However, when they controlled for psychological aggression perpetration, they found that neither distress tolerance nor problems with alcohol explained the relationship between traits related to ASPD traits and physical assault. They opine, “It is plausible that alcohol problems increased participants’ susceptibility to involvement in antisocial activities, including IPV perpetration, thereby reducing the likelihood that distress tolerance would account for the relationship.”
Future research will no doubt examine whether substances other than alcohol may increase susceptibility to IPV perpetration in the same fashion. Also note that in correlational studies, it's always possible that hidden variables (such as personality traits or psychopathology) could explain the association between the variables under examination.
Targeting All Forms of Domestic Abuse
Ideally, the goal is to prevent all forms of domestic abuse. Some abusers use psychological aggression to control their victims with domination, intimidation, and humiliation. Other toxic relationships include physical abuse, which can progress incrementally over a time—often culminating in significant physical harm.
In all cases, however, a familiarity with risk factors is helpful for both potential victims and abusers, with an eye toward intervention, treatment, and ultimately eradication of this often-deadly societal epidemic.
[i]Ryan C. Shorey, Ellen Haynes, Meagan Brem, Autumn Rae Florimbio, Hannah Grigorian, and Gregory L. Stuart, “Marijuana Use Is Associated With Intimate Partner Violence Perpetration Among Men Arrested for Domestic Violence,” Translational Issues in Psychological Science 4, no. 1, 2018, 108–118.

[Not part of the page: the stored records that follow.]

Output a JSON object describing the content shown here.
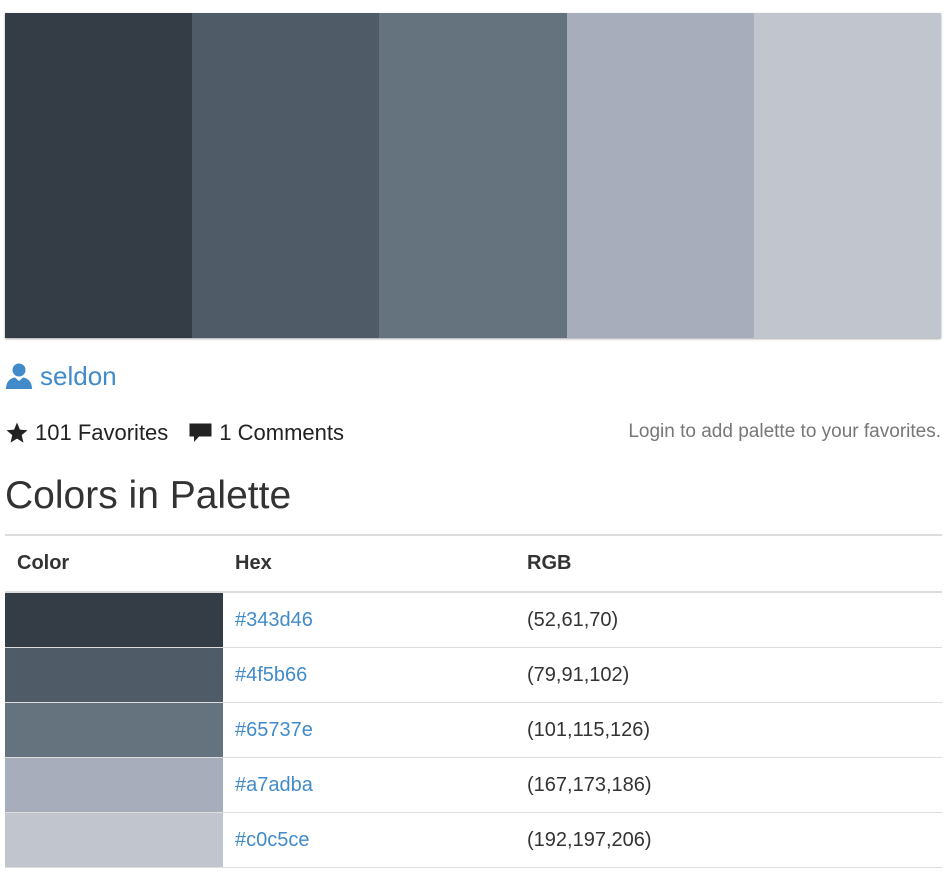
{
  "palette": {
    "colors": [
      "#343d46",
      "#4f5b66",
      "#65737e",
      "#a7adba",
      "#c0c5ce"
    ]
  },
  "author": {
    "name": "seldon",
    "icon": "user-icon"
  },
  "stats": {
    "favorites": "101 Favorites",
    "comments": "1 Comments",
    "favorites_icon": "star-icon",
    "comments_icon": "comment-icon"
  },
  "login_note": "Login to add palette to your favorites.",
  "section_title": "Colors in Palette",
  "table": {
    "headers": [
      "Color",
      "Hex",
      "RGB"
    ],
    "rows": [
      {
        "color": "#343d46",
        "hex": "#343d46",
        "rgb": "(52,61,70)"
      },
      {
        "color": "#4f5b66",
        "hex": "#4f5b66",
        "rgb": "(79,91,102)"
      },
      {
        "color": "#65737e",
        "hex": "#65737e",
        "rgb": "(101,115,126)"
      },
      {
        "color": "#a7adba",
        "hex": "#a7adba",
        "rgb": "(167,173,186)"
      },
      {
        "color": "#c0c5ce",
        "hex": "#c0c5ce",
        "rgb": "(192,197,206)"
      }
    ]
  }
}
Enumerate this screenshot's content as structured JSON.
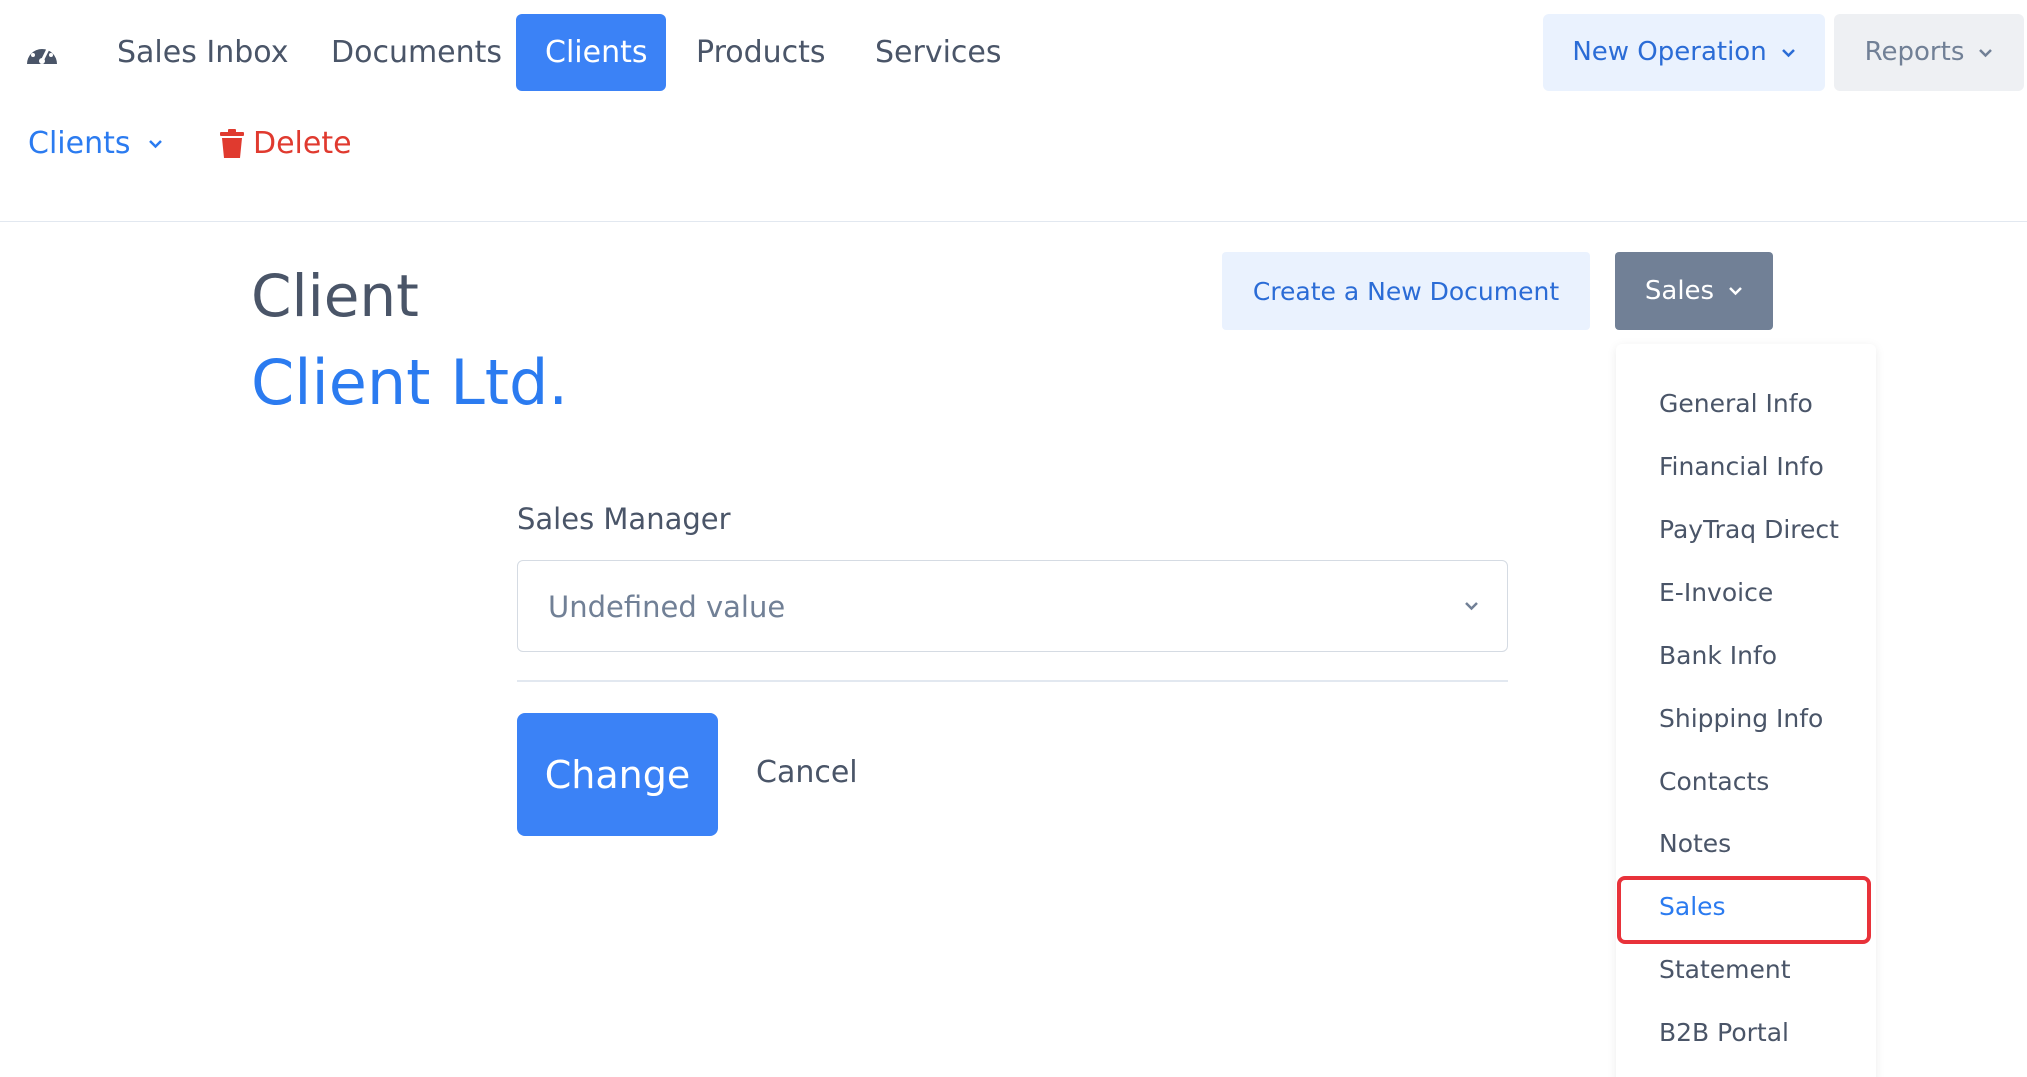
{
  "nav": {
    "items": [
      {
        "label": "Sales Inbox"
      },
      {
        "label": "Documents"
      },
      {
        "label": "Clients"
      },
      {
        "label": "Products"
      },
      {
        "label": "Services"
      }
    ],
    "active": "Clients",
    "new_operation_label": "New Operation",
    "reports_label": "Reports"
  },
  "subbar": {
    "clients_label": "Clients",
    "delete_label": "Delete"
  },
  "header": {
    "title": "Client",
    "client_name": "Client Ltd.",
    "create_document_label": "Create a New Document",
    "sales_menu_label": "Sales"
  },
  "menu": {
    "items": [
      {
        "label": "General Info"
      },
      {
        "label": "Financial Info"
      },
      {
        "label": "PayTraq Direct"
      },
      {
        "label": "E-Invoice"
      },
      {
        "label": "Bank Info"
      },
      {
        "label": "Shipping Info"
      },
      {
        "label": "Contacts"
      },
      {
        "label": "Notes"
      },
      {
        "label": "Sales"
      },
      {
        "label": "Statement"
      },
      {
        "label": "B2B Portal"
      }
    ],
    "selected": "Sales"
  },
  "form": {
    "field_label": "Sales Manager",
    "select_value": "Undefined value",
    "change_label": "Change",
    "cancel_label": "Cancel"
  },
  "colors": {
    "accent": "#3b82f6",
    "link": "#2b7bf0",
    "danger": "#e03a2f",
    "highlight": "#e8323a",
    "muted": "#718096"
  }
}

[ii]Megan J. Brem, Autumn Rae Florimbio, JoAnna Elmquist, Ryan C. Shorey, and Gregory L. Stuart, “Antisocial Traits, Distress Tolerance, and Alcohol Problems as Predictors of Intimate Partner Violence in Men Arrested for Domestic Violence,” Psychology of Violence 8, no. 1, 2018, 132–139.